People in New Jersey will no longer need to travel to the casino to gamble, as gaming regulators have now licensed six casinos to offer online gambling to the public within the state borders, according to the Associated Press.
The state becomes the third to offer online gambling to the public after Nevada and Delaware, both of which legalized it earlier this year.
After a five-day test period that started Nov. 21 to evaluate the online safeguards, the New Jersey game regulators determined the security of the online gambling sites of the six casinos was secure, and approved them for public use.
Some within or near New Jersey have applauded the move as a way to regulate online gambling and also to provide a new source of taxable revenue. It also may help turn the tide against offshore gambling sites. The editors of Bloomberg View cite a forecast by Bloomberg Industries showing that online gambling will be worth $23 billion by 2023.
Others, including Sheldon Adelson, the chief executive of the casino company Las Vegas Sands, have vigorously campaigned against legalized online gambling.
"After spending so many years playing addictive Internet games, kids and young adults today have been primed for the pump, and online gambling advocates know there's a lot of money to be made from exploiting them," Adelson wrote in an article for Forbes. "To make matters worse, young adults in America are also suffering under nearly a trillion dollars in student loans.
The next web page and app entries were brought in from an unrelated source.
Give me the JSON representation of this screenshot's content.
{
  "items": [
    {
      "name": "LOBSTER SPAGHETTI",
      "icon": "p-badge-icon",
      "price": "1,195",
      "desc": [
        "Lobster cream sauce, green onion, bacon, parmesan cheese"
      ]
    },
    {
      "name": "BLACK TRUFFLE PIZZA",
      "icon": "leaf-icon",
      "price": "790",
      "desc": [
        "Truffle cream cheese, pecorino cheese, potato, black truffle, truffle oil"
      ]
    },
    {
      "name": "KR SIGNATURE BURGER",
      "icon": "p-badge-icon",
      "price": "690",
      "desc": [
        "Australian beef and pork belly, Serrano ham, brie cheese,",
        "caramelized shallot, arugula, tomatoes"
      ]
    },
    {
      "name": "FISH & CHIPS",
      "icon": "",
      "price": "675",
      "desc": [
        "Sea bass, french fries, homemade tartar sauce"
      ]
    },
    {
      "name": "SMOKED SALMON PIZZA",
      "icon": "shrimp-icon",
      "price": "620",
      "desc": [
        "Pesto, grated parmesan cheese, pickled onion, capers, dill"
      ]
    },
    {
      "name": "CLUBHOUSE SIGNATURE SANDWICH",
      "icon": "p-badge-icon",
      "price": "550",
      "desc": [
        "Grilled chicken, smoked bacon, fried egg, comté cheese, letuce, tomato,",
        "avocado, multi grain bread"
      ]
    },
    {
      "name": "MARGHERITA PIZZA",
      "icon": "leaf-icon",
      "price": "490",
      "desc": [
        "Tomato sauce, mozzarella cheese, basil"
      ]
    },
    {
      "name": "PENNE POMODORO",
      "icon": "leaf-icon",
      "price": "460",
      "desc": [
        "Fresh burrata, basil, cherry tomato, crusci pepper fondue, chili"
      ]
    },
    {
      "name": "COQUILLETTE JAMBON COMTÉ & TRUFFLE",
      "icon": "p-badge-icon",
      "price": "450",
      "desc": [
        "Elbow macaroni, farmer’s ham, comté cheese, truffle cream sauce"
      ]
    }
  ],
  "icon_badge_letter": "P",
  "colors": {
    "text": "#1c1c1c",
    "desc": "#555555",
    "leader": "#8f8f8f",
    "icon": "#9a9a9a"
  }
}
To tempt them to solve their financial problems with a click of the mouse is unconscionable."
Adelson isn't alone. Some members of the Council on Compulsive Gambling of New Jersey believe that gambling at home on a computer is much different than in a casino, and could lead to gambling addictions.
For many years, online gambling was considered illegal under a common interpretation of the Wire Act of 1961. That law outlawed gambling rings and racketeering via telecommunications. In 2006, Congress passed the Unlawful Internet Gambling Enforcement Act, which explicitly tightened restrictions on online gambling.
In 2011, the Justice Department changed its interpretation of the Wire Act of 1961 to limit the ban on gambling via telecommunication to sports gambling.%3Cimg%20src%3D%22http%3A//beacon.deseretconnect.com/beacon.gif%3Fcid%3D127504%26pid%3D46%22%20/%3E